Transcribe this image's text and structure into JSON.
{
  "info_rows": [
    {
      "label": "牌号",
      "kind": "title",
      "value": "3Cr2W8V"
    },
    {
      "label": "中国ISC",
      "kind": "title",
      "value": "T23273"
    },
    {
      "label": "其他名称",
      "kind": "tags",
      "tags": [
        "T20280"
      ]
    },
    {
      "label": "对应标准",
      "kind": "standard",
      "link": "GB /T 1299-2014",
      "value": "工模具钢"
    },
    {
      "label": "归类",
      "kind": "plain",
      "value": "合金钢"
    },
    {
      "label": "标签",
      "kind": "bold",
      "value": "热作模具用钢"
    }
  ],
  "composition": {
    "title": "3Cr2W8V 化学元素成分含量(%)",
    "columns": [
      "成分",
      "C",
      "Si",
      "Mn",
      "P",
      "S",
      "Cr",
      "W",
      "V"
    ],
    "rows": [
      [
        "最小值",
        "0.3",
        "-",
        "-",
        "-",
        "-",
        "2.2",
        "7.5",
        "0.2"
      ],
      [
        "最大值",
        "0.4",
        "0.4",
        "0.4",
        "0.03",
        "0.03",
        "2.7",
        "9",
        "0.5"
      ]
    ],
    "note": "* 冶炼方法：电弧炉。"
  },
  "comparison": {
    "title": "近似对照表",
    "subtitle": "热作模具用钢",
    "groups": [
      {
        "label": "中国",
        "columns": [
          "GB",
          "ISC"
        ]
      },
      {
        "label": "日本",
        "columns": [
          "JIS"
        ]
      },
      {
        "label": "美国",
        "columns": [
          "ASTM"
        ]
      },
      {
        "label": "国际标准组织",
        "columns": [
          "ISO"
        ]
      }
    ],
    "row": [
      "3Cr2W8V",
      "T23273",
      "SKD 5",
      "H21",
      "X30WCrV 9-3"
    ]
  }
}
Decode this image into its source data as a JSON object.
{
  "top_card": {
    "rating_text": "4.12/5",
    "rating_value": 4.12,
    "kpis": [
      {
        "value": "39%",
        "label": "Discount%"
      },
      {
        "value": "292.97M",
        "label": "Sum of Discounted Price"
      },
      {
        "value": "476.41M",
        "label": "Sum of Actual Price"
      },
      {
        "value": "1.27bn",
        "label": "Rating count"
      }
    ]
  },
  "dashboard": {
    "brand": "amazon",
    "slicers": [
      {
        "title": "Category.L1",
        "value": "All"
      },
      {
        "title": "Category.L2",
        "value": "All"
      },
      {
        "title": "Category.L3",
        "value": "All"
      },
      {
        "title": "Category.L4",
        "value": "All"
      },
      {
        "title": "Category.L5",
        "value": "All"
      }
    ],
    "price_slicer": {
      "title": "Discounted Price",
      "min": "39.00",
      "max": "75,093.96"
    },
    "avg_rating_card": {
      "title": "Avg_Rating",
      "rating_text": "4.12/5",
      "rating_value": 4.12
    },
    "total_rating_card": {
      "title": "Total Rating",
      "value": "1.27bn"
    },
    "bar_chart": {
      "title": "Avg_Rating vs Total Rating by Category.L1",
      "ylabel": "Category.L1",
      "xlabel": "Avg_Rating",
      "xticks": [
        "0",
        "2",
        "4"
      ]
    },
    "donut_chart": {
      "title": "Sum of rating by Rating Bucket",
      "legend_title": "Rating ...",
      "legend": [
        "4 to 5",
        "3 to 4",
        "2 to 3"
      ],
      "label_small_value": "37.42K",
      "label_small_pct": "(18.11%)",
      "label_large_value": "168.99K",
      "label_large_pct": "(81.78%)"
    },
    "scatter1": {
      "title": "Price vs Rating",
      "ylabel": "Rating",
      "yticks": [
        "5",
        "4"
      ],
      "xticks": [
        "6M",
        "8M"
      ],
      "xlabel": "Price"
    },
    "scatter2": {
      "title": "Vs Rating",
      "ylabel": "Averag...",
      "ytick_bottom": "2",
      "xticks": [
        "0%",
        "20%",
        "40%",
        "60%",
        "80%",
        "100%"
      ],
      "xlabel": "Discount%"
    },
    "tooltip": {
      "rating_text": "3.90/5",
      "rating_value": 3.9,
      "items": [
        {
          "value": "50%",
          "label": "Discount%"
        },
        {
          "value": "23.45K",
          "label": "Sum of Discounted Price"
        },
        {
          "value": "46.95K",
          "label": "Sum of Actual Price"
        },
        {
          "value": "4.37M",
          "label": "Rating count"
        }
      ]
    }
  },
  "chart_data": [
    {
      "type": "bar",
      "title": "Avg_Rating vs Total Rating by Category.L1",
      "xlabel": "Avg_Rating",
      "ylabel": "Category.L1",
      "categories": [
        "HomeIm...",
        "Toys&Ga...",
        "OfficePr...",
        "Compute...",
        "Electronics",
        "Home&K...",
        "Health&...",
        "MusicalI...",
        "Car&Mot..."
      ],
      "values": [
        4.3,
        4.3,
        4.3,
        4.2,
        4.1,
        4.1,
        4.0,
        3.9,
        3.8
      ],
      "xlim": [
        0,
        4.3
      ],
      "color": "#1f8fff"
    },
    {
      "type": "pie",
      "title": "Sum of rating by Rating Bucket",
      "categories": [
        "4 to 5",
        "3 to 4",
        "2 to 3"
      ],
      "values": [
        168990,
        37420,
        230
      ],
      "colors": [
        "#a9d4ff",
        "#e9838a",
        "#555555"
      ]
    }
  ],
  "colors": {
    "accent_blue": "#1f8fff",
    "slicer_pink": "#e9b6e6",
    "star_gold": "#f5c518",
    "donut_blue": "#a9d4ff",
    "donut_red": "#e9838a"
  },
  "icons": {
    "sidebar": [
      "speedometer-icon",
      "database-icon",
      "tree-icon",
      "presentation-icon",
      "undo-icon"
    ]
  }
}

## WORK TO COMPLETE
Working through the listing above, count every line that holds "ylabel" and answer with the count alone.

## RESPONSE TO THE EXERCISE
4